As a starter, we asked a number of European institutional investors what they thought was in store for private equity in 2002. Just in case anyone had forgotten, we should repeat the mantra [intoned by all GPs when reporting to their LPs about technology heavy investment portfolios]: investing in the product is a long-term undertaking. But because 2001 was, by anyone's standard, such a taxing year for the industry, investors are naturally wondering what the near term will look like. Unsurprisingly, a return to normality is not expected just yet.
2002 will be tough for private equity, particularly for the partnerships that invested in the heady days at high prices?, says Peter Murray, chief executive of the Railway Pension Trustee Company in the UK. ?I don't expect the IPO market to reopen, and many funds will be left trying to help investee companies pull through a very difficult period.?

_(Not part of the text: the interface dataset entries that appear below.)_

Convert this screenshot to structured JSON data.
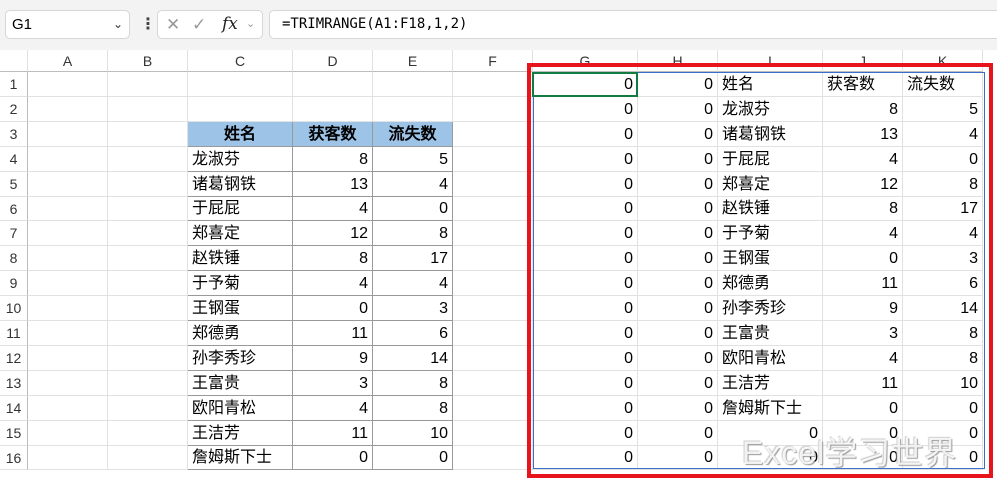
{
  "name_box": {
    "value": "G1"
  },
  "formula_bar": {
    "value": "=TRIMRANGE(A1:F18,1,2)",
    "cancel_icon": "x-icon",
    "enter_icon": "check-icon",
    "fx_label": "fx"
  },
  "columns": [
    "A",
    "B",
    "C",
    "D",
    "E",
    "F",
    "G",
    "H",
    "I",
    "J",
    "K"
  ],
  "rows": [
    "1",
    "2",
    "3",
    "4",
    "5",
    "6",
    "7",
    "8",
    "9",
    "10",
    "11",
    "12",
    "13",
    "14",
    "15",
    "16"
  ],
  "source_table": {
    "headers": [
      "姓名",
      "获客数",
      "流失数"
    ],
    "rows": [
      [
        "龙淑芬",
        8,
        5
      ],
      [
        "诸葛钢铁",
        13,
        4
      ],
      [
        "于屁屁",
        4,
        0
      ],
      [
        "郑喜定",
        12,
        8
      ],
      [
        "赵铁锤",
        8,
        17
      ],
      [
        "于予菊",
        4,
        4
      ],
      [
        "王钢蛋",
        0,
        3
      ],
      [
        "郑德勇",
        11,
        6
      ],
      [
        "孙李秀珍",
        9,
        14
      ],
      [
        "王富贵",
        3,
        8
      ],
      [
        "欧阳青松",
        4,
        8
      ],
      [
        "王洁芳",
        11,
        10
      ],
      [
        "詹姆斯下士",
        0,
        0
      ]
    ]
  },
  "spill_result": {
    "rows": [
      [
        0,
        0,
        "姓名",
        "获客数",
        "流失数"
      ],
      [
        0,
        0,
        "龙淑芬",
        8,
        5
      ],
      [
        0,
        0,
        "诸葛钢铁",
        13,
        4
      ],
      [
        0,
        0,
        "于屁屁",
        4,
        0
      ],
      [
        0,
        0,
        "郑喜定",
        12,
        8
      ],
      [
        0,
        0,
        "赵铁锤",
        8,
        17
      ],
      [
        0,
        0,
        "于予菊",
        4,
        4
      ],
      [
        0,
        0,
        "王钢蛋",
        0,
        3
      ],
      [
        0,
        0,
        "郑德勇",
        11,
        6
      ],
      [
        0,
        0,
        "孙李秀珍",
        9,
        14
      ],
      [
        0,
        0,
        "王富贵",
        3,
        8
      ],
      [
        0,
        0,
        "欧阳青松",
        4,
        8
      ],
      [
        0,
        0,
        "王洁芳",
        11,
        10
      ],
      [
        0,
        0,
        "詹姆斯下士",
        0,
        0
      ],
      [
        0,
        0,
        0,
        0,
        0
      ],
      [
        0,
        0,
        0,
        0,
        0
      ]
    ]
  },
  "watermark": "Excel学习世界",
  "colors": {
    "header_fill": "#9dc3e6",
    "highlight_box": "#e8141c",
    "spill_border": "#3a6fc9",
    "active_cell": "#107c41"
  }
}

As a result, there will be a further deterioration of portfolio valuations, predicts Bruno Raschle, managing director of fund of fund manager Adveq Management, particularly in the buyout market where he says people have been overpaying for years. ?Investors will put more pressure on GPs to come up with appropriate valuations, because they are often not in line with other market indicators.? Investment consultancy Watson Wyatt's Stephan Breban, a senior investment consultant, agrees: ?On the whole, managers will have to revalue down again.?
The good news is expected from the funds that have raised cash recently and avoided the buying hysteria of 1999 and early 2000. Buyout funds that have kept their powder dry are looking especially attractive. ?It's not always at the start of a recession that companies need cash, and initially the buyout market will be slow, but it will accelerate?, says David Currie, managing director at Standard Life Investments, who believes that prices will be more attractive than they have been in years.
David Gee, Investment Director at Yorkshire Fund Managers, says the climate going forward will continue to make for a tricky environment for getting deals done, but at least there will be less volatility in the market. ?There is still a significant price differential between public and private companies, but we are unlikely to see the big swings of 2001?, he says.
It's one thing to buy, at times quite another to sell and many believe that exits will continue to be very hard to come by. However, as Invesco's Ray Maxwell points out, there will be exit opportunities so long as the M&A market picks up: ?The key thing I would like to see in 2002 is an increase in M&A volume, because that would move everything out of this period of inertia.?
These comments may betray a certain lack of excitement about 2002, but we didn't speak to anyone who had grown disillusioned with the asset class. No one said they had made short-term changes to their allocation strategy, and a majority of those polled (70 per cent) predicted that their allocations would increase.
Such loyalty at a time of widespread uncertainty may be surprising, but, as Abbey National's Christian Dummett commented, ?the private equity industry over the last four years has proved itself as a serious buyer and seller of assets. I'd like to see this trend continue.?
Investors also pointed to shortcomings that continue to hamper the industry's progress though. Nick Shaw, Deputy CIO at Shell Services International, cites the two perennial bugbears of excessive fees and lack of transparency as the main problems preventing more widespread credibility and acceptability of private equity amongst Europe's investing community.
Adveq's Raschle agrees that greater transparency is needed. This cannot be regulated for though, he insists: ?I believe it is the responsibility of every investment manager to practice this. It cannot be gained by imposing rigid rules across the industry.?
Market-related issues aside, this last point might well be the decisive task for private equity to be getting its teeth into: have a look at this issue's cover story to find out more.